EXERCISE DATA:

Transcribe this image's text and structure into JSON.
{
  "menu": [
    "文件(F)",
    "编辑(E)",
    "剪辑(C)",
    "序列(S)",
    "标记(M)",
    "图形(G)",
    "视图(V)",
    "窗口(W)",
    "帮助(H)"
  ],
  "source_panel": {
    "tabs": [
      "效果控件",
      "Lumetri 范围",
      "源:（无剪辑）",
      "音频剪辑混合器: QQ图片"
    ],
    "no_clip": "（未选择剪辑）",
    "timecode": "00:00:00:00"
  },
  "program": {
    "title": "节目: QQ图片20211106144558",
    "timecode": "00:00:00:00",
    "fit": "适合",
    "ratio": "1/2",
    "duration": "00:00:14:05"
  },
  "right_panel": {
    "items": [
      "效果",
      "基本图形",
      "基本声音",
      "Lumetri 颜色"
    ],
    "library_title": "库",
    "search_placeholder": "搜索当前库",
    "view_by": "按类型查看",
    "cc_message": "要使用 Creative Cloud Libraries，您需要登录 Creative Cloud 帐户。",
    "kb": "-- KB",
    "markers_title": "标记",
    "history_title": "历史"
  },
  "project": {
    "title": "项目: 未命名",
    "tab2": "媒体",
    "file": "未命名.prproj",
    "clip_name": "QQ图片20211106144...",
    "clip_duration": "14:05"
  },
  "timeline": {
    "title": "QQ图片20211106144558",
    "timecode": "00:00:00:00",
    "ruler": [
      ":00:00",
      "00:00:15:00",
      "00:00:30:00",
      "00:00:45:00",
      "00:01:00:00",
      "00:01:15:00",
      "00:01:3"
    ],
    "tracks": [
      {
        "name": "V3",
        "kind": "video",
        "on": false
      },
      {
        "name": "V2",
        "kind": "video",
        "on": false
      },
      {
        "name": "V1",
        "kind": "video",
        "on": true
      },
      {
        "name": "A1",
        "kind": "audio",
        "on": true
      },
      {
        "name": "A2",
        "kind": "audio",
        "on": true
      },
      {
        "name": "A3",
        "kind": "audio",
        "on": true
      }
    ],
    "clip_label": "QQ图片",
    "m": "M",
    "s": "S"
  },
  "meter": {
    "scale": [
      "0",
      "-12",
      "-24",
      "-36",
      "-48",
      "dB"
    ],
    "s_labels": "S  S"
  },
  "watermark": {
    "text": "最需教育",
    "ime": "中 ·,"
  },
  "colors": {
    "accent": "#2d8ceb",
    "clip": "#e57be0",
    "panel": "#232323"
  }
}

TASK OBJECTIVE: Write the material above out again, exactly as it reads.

RESULT FOR THIS EXERCISE:
Transcribe this image's text and structure into JSON.
{
  "menu": [
    "文件(F)",
    "编辑(E)",
    "剪辑(C)",
    "序列(S)",
    "标记(M)",
    "图形(G)",
    "视图(V)",
    "窗口(W)",
    "帮助(H)"
  ],
  "source_panel": {
    "tabs": [
      "效果控件",
      "Lumetri 范围",
      "源:（无剪辑）",
      "音频剪辑混合器: QQ图片"
    ],
    "no_clip": "（未选择剪辑）",
    "timecode": "00:00:00:00"
  },
  "program": {
    "title": "节目: QQ图片20211106144558",
    "timecode": "00:00:00:00",
    "fit": "适合",
    "ratio": "1/2",
    "duration": "00:00:14:05"
  },
  "right_panel": {
    "items": [
      "效果",
      "基本图形",
      "基本声音",
      "Lumetri 颜色"
    ],
    "library_title": "库",
    "search_placeholder": "搜索当前库",
    "view_by": "按类型查看",
    "cc_message": "要使用 Creative Cloud Libraries，您需要登录 Creative Cloud 帐户。",
    "kb": "-- KB",
    "markers_title": "标记",
    "history_title": "历史"
  },
  "project": {
    "title": "项目: 未命名",
    "tab2": "媒体",
    "file": "未命名.prproj",
    "clip_name": "QQ图片20211106144...",
    "clip_duration": "14:05"
  },
  "timeline": {
    "title": "QQ图片20211106144558",
    "timecode": "00:00:00:00",
    "ruler": [
      ":00:00",
      "00:00:15:00",
      "00:00:30:00",
      "00:00:45:00",
      "00:01:00:00",
      "00:01:15:00",
      "00:01:3"
    ],
    "tracks": [
      {
        "name": "V3",
        "kind": "video",
        "on": false
      },
      {
        "name": "V2",
        "kind": "video",
        "on": false
      },
      {
        "name": "V1",
        "kind": "video",
        "on": true
      },
      {
        "name": "A1",
        "kind": "audio",
        "on": true
      },
      {
        "name": "A2",
        "kind": "audio",
        "on": true
      },
      {
        "name": "A3",
        "kind": "audio",
        "on": true
      }
    ],
    "clip_label": "QQ图片",
    "m": "M",
    "s": "S"
  },
  "meter": {
    "scale": [
      "0",
      "-12",
      "-24",
      "-36",
      "-48",
      "dB"
    ],
    "s_labels": "S  S"
  },
  "watermark": {
    "text": "最需教育",
    "ime": "中 ·,"
  },
  "colors": {
    "accent": "#2d8ceb",
    "clip": "#e57be0",
    "panel": "#232323"
  }
}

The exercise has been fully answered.